> _Activity_
The following listing has lines to check for the word "BRAKE"; give only the number of lines that contain it.

● ● ●

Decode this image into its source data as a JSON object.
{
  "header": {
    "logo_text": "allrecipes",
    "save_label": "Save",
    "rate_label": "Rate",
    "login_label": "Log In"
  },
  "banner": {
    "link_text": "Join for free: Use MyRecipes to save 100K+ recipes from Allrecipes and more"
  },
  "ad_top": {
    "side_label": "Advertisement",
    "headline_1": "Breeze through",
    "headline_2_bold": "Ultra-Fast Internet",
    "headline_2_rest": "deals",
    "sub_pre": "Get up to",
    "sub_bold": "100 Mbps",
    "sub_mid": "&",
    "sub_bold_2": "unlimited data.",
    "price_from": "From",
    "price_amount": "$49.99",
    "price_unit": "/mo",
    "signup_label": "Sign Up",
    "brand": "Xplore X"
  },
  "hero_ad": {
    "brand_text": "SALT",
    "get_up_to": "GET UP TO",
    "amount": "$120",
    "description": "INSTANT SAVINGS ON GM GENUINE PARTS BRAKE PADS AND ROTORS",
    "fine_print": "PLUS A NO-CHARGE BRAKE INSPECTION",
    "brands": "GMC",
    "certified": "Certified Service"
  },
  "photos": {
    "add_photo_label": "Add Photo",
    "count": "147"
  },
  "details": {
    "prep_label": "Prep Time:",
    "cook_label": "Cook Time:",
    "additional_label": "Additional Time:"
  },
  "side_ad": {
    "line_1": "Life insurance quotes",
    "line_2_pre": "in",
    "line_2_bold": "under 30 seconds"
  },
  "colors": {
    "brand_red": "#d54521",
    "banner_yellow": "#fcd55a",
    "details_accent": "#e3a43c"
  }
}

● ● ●

> _Written reply_
2